▸ **Required action**
Find all lines in the records that include the word "发布人权限", and copy them out.

(Items from an interface collection)
::::::

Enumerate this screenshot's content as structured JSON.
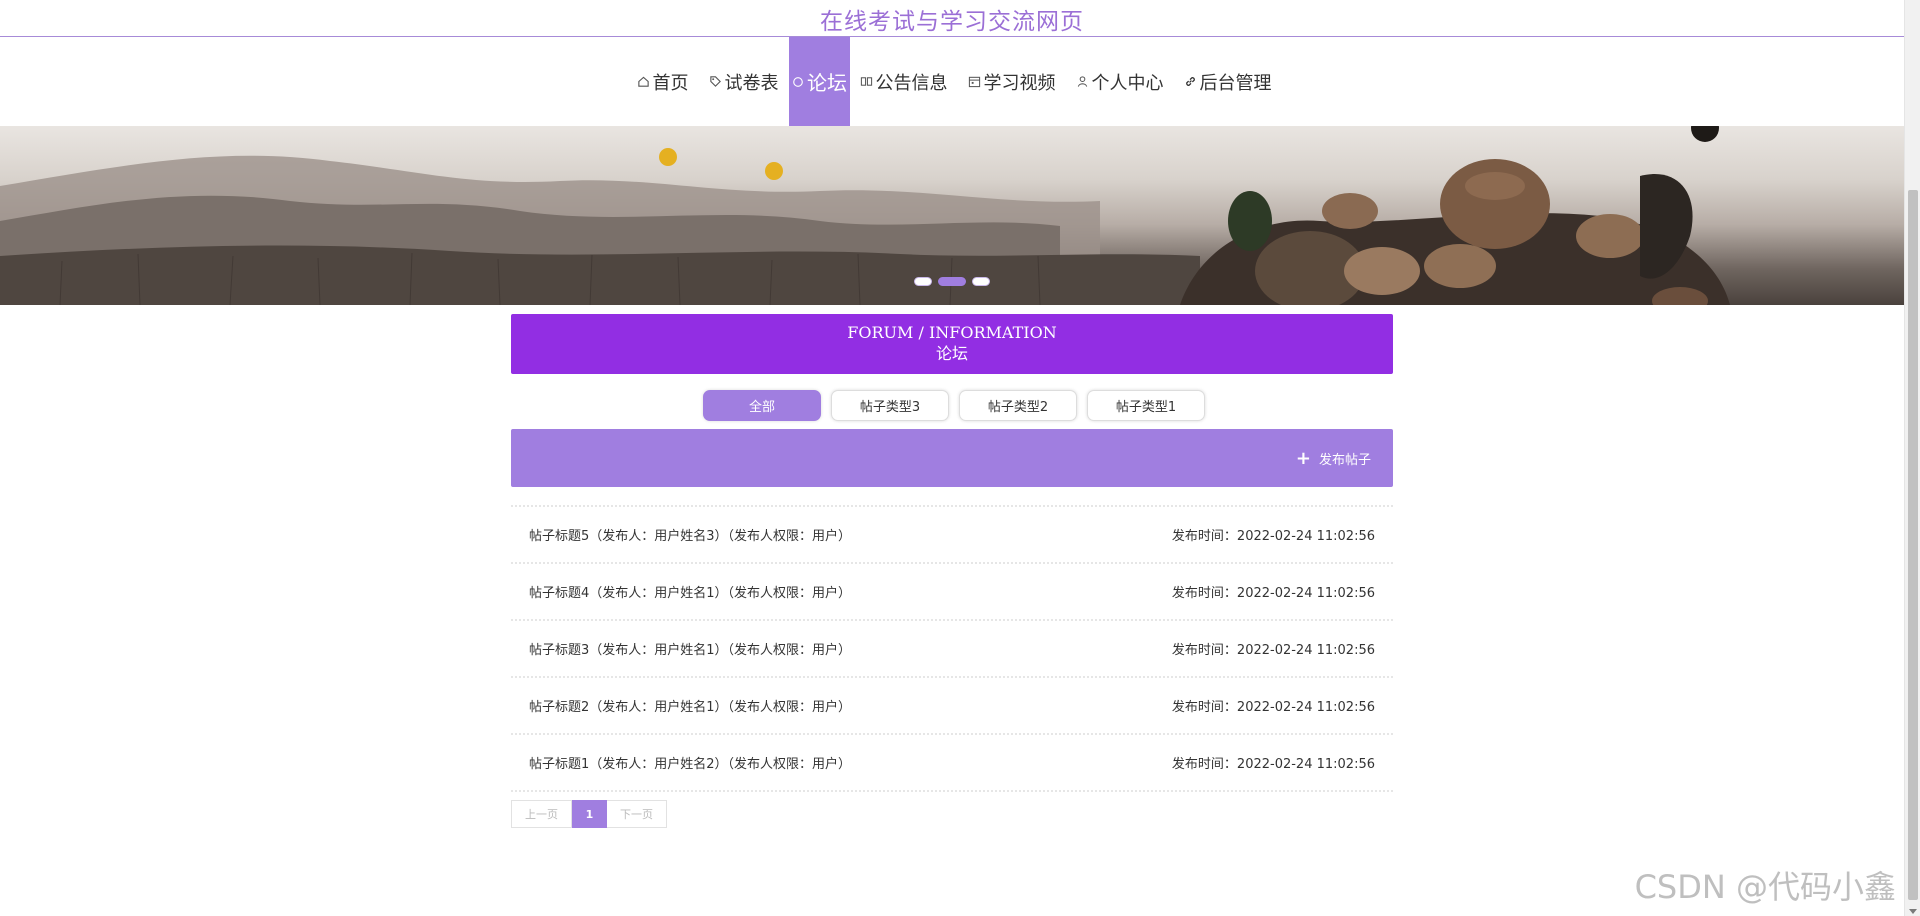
{
  "site": {
    "title": "在线考试与学习交流网页"
  },
  "nav": {
    "items": [
      {
        "label": "首页",
        "icon": "home-icon"
      },
      {
        "label": "试卷表",
        "icon": "tag-icon"
      },
      {
        "label": "论坛",
        "icon": "circle-icon",
        "active": true
      },
      {
        "label": "公告信息",
        "icon": "columns-icon"
      },
      {
        "label": "学习视频",
        "icon": "calendar-icon"
      },
      {
        "label": "个人中心",
        "icon": "user-icon"
      },
      {
        "label": "后台管理",
        "icon": "link-icon"
      }
    ]
  },
  "banner": {
    "active_slide": 2,
    "slide_count": 3
  },
  "section": {
    "title_en": "FORUM / INFORMATION",
    "title_cn": "论坛"
  },
  "filters": [
    {
      "label": "全部",
      "active": true
    },
    {
      "label": "帖子类型3"
    },
    {
      "label": "帖子类型2"
    },
    {
      "label": "帖子类型1"
    }
  ],
  "post_bar": {
    "post_button_label": "发布帖子"
  },
  "posts": [
    {
      "title": "帖子标题5（发布人：用户姓名3）（发布人权限：用户）",
      "time": "发布时间：2022-02-24 11:02:56"
    },
    {
      "title": "帖子标题4（发布人：用户姓名1）（发布人权限：用户）",
      "time": "发布时间：2022-02-24 11:02:56"
    },
    {
      "title": "帖子标题3（发布人：用户姓名1）（发布人权限：用户）",
      "time": "发布时间：2022-02-24 11:02:56"
    },
    {
      "title": "帖子标题2（发布人：用户姓名1）（发布人权限：用户）",
      "time": "发布时间：2022-02-24 11:02:56"
    },
    {
      "title": "帖子标题1（发布人：用户姓名2）（发布人权限：用户）",
      "time": "发布时间：2022-02-24 11:02:56"
    }
  ],
  "pagination": {
    "prev_label": "上一页",
    "current": "1",
    "next_label": "下一页"
  },
  "watermark": "CSDN @代码小鑫",
  "colors": {
    "accent": "#a07ee0",
    "header_purple": "#922ee3",
    "title_purple": "#9b6fd6"
  }
}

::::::

▸ **Task response**
      "title": "帖子标题5（发布人：用户姓名3）（发布人权限：用户）",
      "title": "帖子标题4（发布人：用户姓名1）（发布人权限：用户）",
      "title": "帖子标题3（发布人：用户姓名1）（发布人权限：用户）",
      "title": "帖子标题2（发布人：用户姓名1）（发布人权限：用户）",
      "title": "帖子标题1（发布人：用户姓名2）（发布人权限：用户）",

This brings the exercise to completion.